  16. 16. Response Style <ul><li>All good assessments should have appropriate measures of response style </li></ul><ul><li>Many tests have no validity scales </li></ul><ul><li>Clinical assessment is helpful but not enough </li></ul><ul><li>Not all response style instruments are equal </li></ul>
  17. 17. Response Style <ul><li>“How did you assess the validity of this (test, interview, assessment)? </li></ul><ul><li>Did (particular test or technique) have validity scales? </li></ul><ul><li>Are there any indications of invalidity or (symptom exaggeration, minimization, malingering) in this assessment? </li></ul>

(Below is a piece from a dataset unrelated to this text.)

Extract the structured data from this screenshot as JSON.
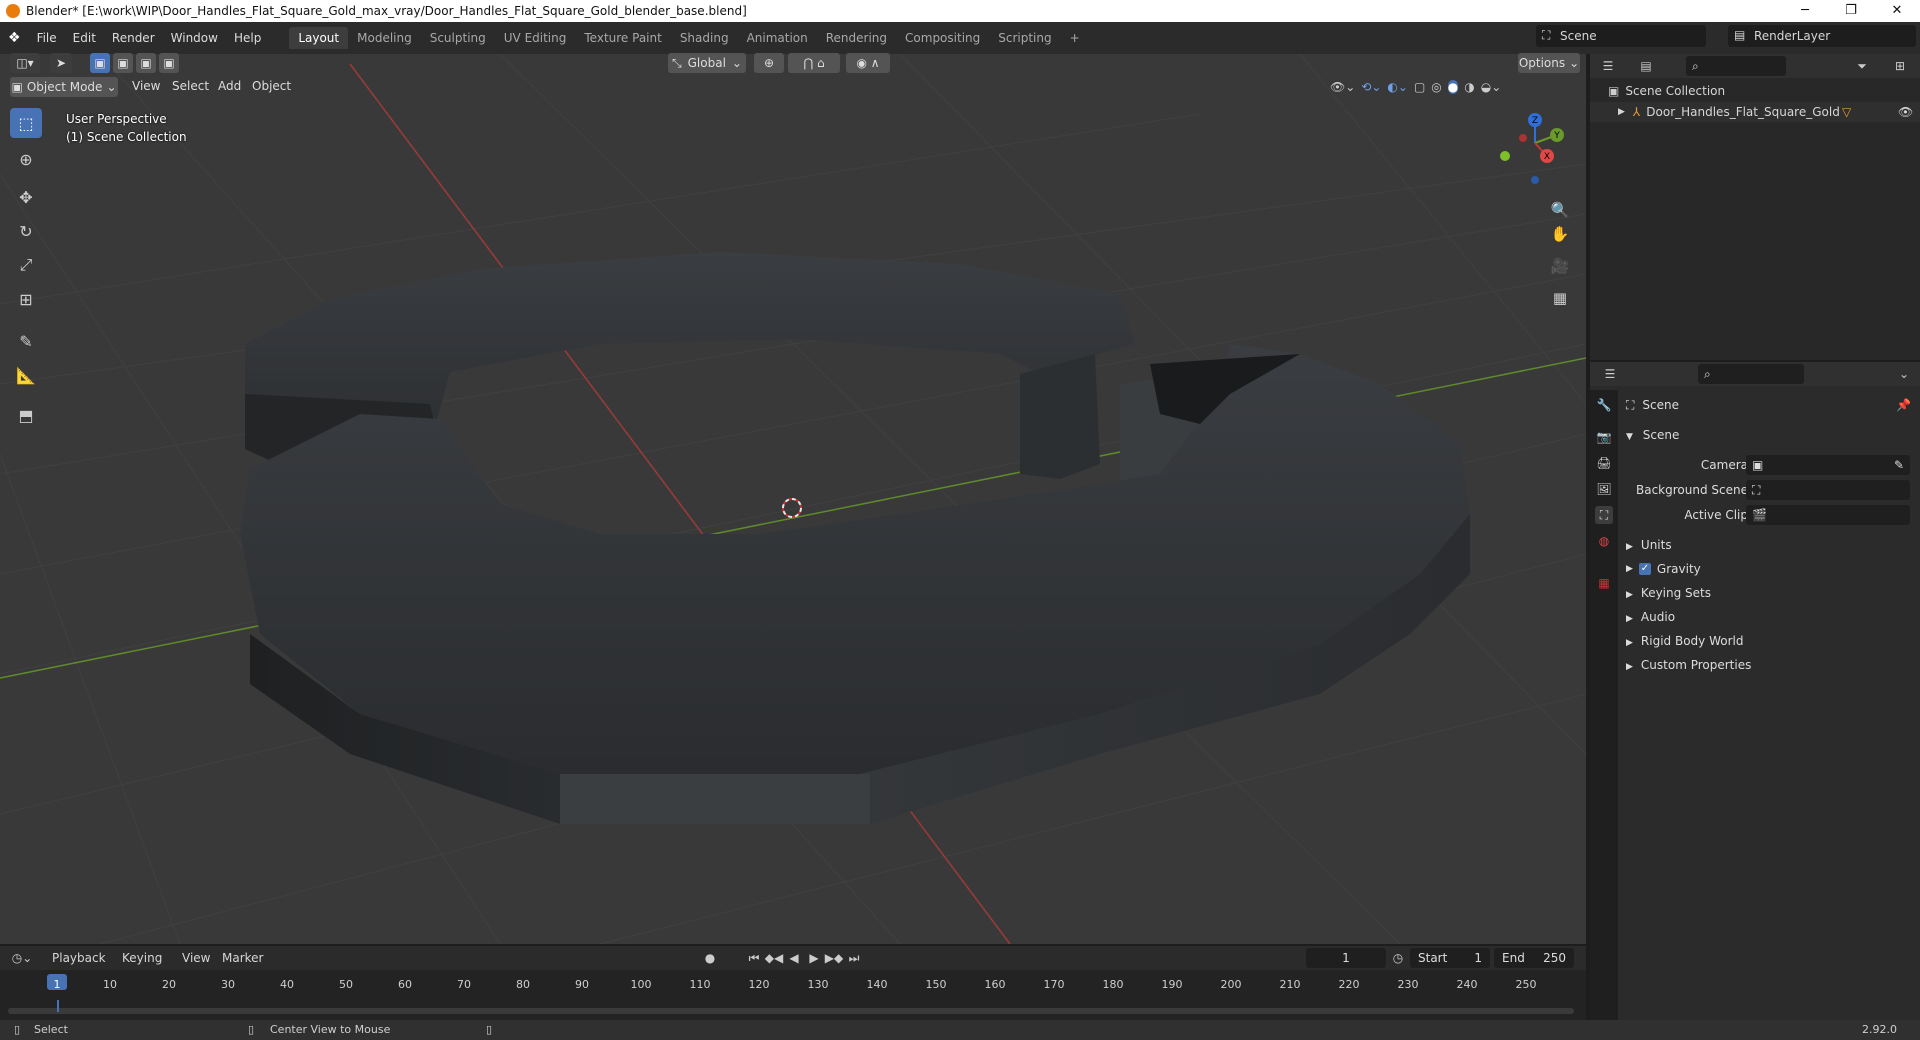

  18. 18. Projective vs. Objective Tests <ul><li>Projective Tests </li></ul><ul><ul><li>Ex: Rorschach (inkblot) Thematic Apperception Test, House-Tree-Person, Incomplete Sentences </li></ul></ul><ul><ul><li>Follow projective hypothesis-Client will “project” inner mental state onto ambiguous stimulus </li></ul></ul>
  19. 19. Objective Tests <ul><li>Have norms, scoring, and established reliability and validity. </li></ul><ul><li>Compare the client to a group of similar individuals. </li></ul><ul><li>Examples: MMPI-2, Wechsler Adult Intelligence Test, Child Abuse Potential Inventory </li></ul><ul><li>Often have validity scales (but not always) </li></ul><ul><li>Far less subjective. </li></ul>
  20. 20. Projective Tests <ul><li>With the exception of Exner Rorschach, these tests have no scoring, norms or validity scales. </li></ul><ul><li>They are highly subjective and have no established reliability or validity. </li></ul><ul><li>There is no established link between results of projectives and any psycho-legal issue </li></ul><ul><li>They are controversial in the professional community and probably would not pass Frye or Daubert . </li></ul>
  21. 21. Projective Tests <ul><li>Mental health professionals who use projectives in forensic matters may have other bad ideas. </li></ul><ul><li>They open themselves up to damaging cross-examination that undermines the things they did correctly. </li></ul><ul><li>“ Doctor, do you think it is appropriate to use a highly subjective test with no established reliability or validity when a man’s freedom is at stake?” </li></ul>
  22. 22. Characteristics of Good Forensic Assessments <ul><li>Should contain a formal mental status examination </li></ul><ul><li>Should attempt to corroborate all important information and not rely exclusively on self report </li></ul><ul><li>Should contain tests and techniques sufficient to answer the referral question </li></ul>
  23. 23. Characteristics of Good Forensic Assessments <ul><li>There should be a logical nexus between data relied on and conclusions reached (State of New Hampshire v. Cressy) </li></ul><ul><li>If the expert relied on “the totality of the data” you should be suspicious and make your questions more specific. </li></ul>
  24. 24. Characteristics of Bad Forensic Reports <ul><li>Make statements about characteristics of persons that have not been evaluated. </li></ul><ul><li>Conflate psychiatric diagnosis with functional assessment </li></ul><ul><li>Mix roles of therapist and forensic evaluator </li></ul>